» **WHAT IS EXPECTED**
The result should be a faithful copy of every entry below, with the pictures left out.
#### RECORDS TO USE
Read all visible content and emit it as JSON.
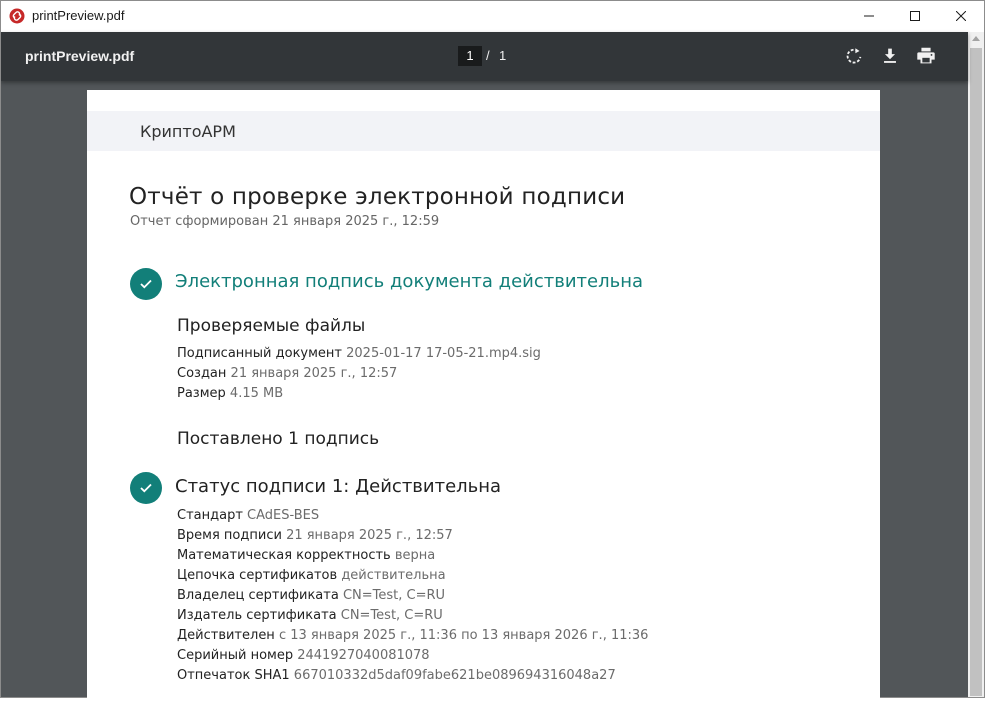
{
  "window": {
    "title": "printPreview.pdf"
  },
  "viewer": {
    "filename": "printPreview.pdf",
    "current_page": "1",
    "separator": "/",
    "total_pages": "1",
    "icons": [
      "rotate-icon",
      "download-icon",
      "print-icon"
    ]
  },
  "report": {
    "brand": "КриптоАРМ",
    "title": "Отчёт о проверке электронной подписи",
    "subtitle": "Отчет сформирован 21 января 2025 г., 12:59",
    "status": "Электронная подпись документа действительна",
    "files_heading": "Проверяемые файлы",
    "files": [
      {
        "label": "Подписанный документ",
        "value": "2025-01-17 17-05-21.mp4.sig"
      },
      {
        "label": "Создан",
        "value": "21 января 2025 г., 12:57"
      },
      {
        "label": "Размер",
        "value": "4.15 MB"
      }
    ],
    "signature_count": "Поставлено 1 подпись",
    "signature_status": "Статус подписи 1: Действительна",
    "signature_details": [
      {
        "label": "Стандарт",
        "value": "CAdES-BES"
      },
      {
        "label": "Время подписи",
        "value": "21 января 2025 г., 12:57"
      },
      {
        "label": "Математическая корректность",
        "value": "верна"
      },
      {
        "label": "Цепочка сертификатов",
        "value": "действительна"
      },
      {
        "label": "Владелец сертификата",
        "value": "CN=Test, C=RU"
      },
      {
        "label": "Издатель сертификата",
        "value": "CN=Test, C=RU"
      },
      {
        "label": "Действителен",
        "value": "с 13 января 2025 г., 11:36 по 13 января 2026 г., 11:36"
      },
      {
        "label": "Серийный номер",
        "value": "2441927040081078"
      },
      {
        "label": "Отпечаток SHA1",
        "value": "667010332d5daf09fabe621be089694316048a27"
      }
    ]
  },
  "colors": {
    "accent": "#127f79",
    "toolbar": "#323639",
    "viewer_background": "#525659"
  }
}
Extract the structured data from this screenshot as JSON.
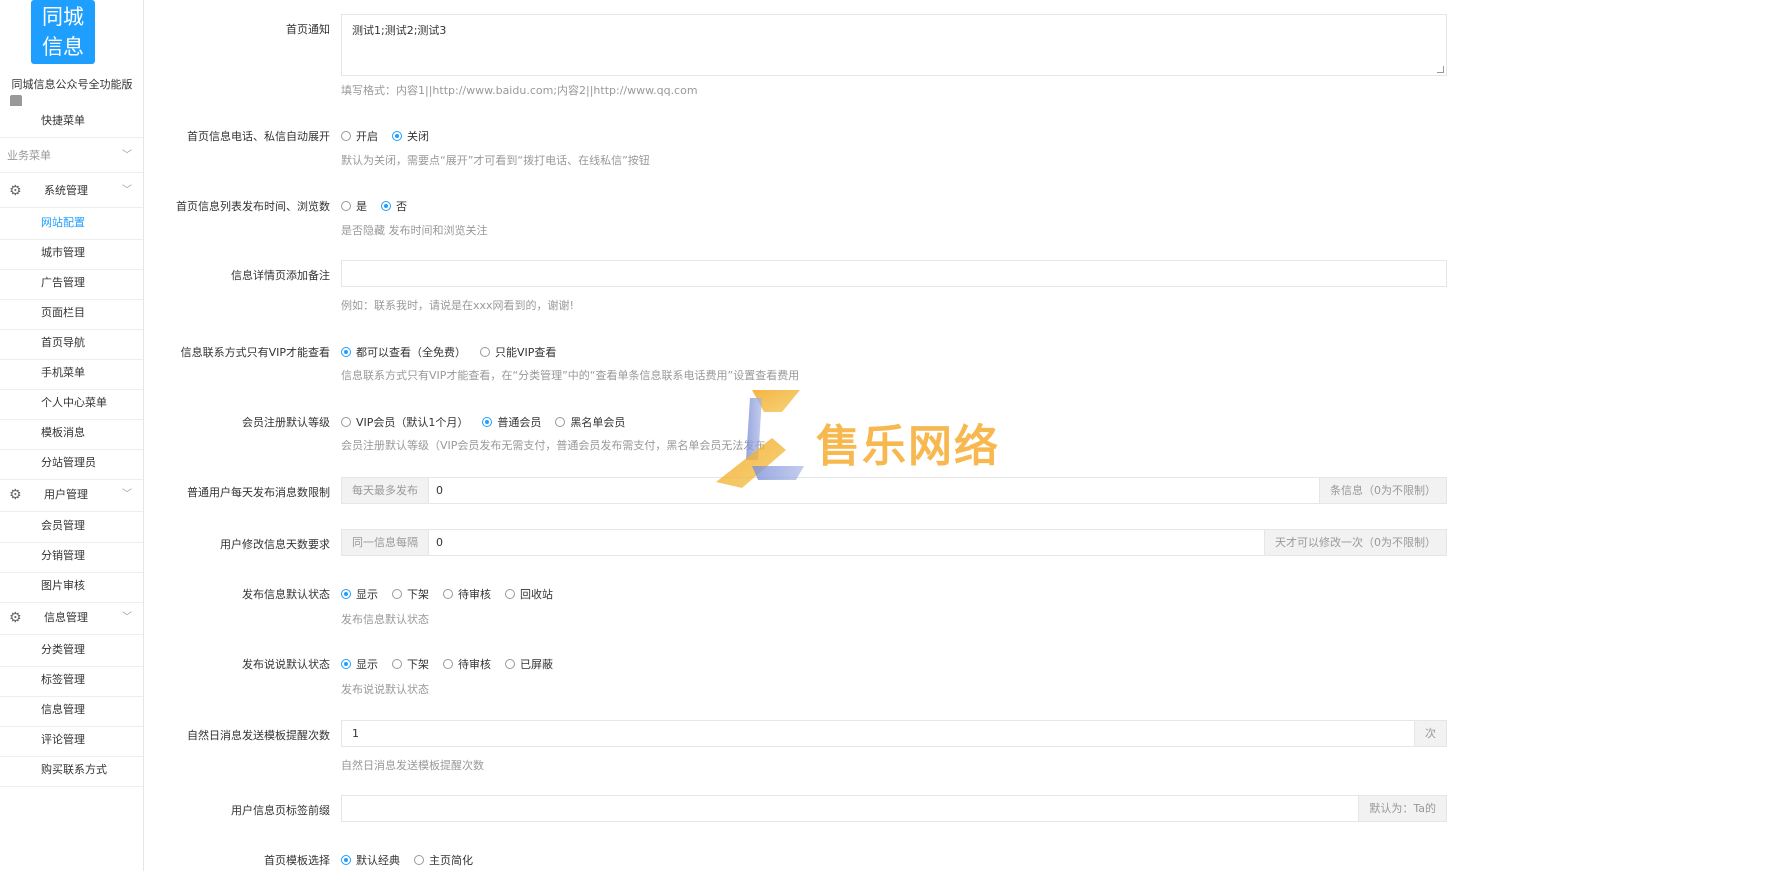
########
» **EXPECTED ANSWER**
Read all visible content and emit it as JSON.
{
  "window": {
    "title": "printPreview.pdf"
  },
  "viewer": {
    "filename": "printPreview.pdf",
    "current_page": "1",
    "separator": "/",
    "total_pages": "1",
    "icons": [
      "rotate-icon",
      "download-icon",
      "print-icon"
    ]
  },
  "report": {
    "brand": "КриптоАРМ",
    "title": "Отчёт о проверке электронной подписи",
    "subtitle": "Отчет сформирован 21 января 2025 г., 12:59",
    "status": "Электронная подпись документа действительна",
    "files_heading": "Проверяемые файлы",
    "files": [
      {
        "label": "Подписанный документ",
        "value": "2025-01-17 17-05-21.mp4.sig"
      },
      {
        "label": "Создан",
        "value": "21 января 2025 г., 12:57"
      },
      {
        "label": "Размер",
        "value": "4.15 MB"
      }
    ],
    "signature_count": "Поставлено 1 подпись",
    "signature_status": "Статус подписи 1: Действительна",
    "signature_details": [
      {
        "label": "Стандарт",
        "value": "CAdES-BES"
      },
      {
        "label": "Время подписи",
        "value": "21 января 2025 г., 12:57"
      },
      {
        "label": "Математическая корректность",
        "value": "верна"
      },
      {
        "label": "Цепочка сертификатов",
        "value": "действительна"
      },
      {
        "label": "Владелец сертификата",
        "value": "CN=Test, C=RU"
      },
      {
        "label": "Издатель сертификата",
        "value": "CN=Test, C=RU"
      },
      {
        "label": "Действителен",
        "value": "с 13 января 2025 г., 11:36 по 13 января 2026 г., 11:36"
      },
      {
        "label": "Серийный номер",
        "value": "2441927040081078"
      },
      {
        "label": "Отпечаток SHA1",
        "value": "667010332d5daf09fabe621be089694316048a27"
      }
    ]
  },
  "colors": {
    "accent": "#127f79",
    "toolbar": "#323639",
    "viewer_background": "#525659"
  }
}
Extract the structured data from this screenshot as JSON.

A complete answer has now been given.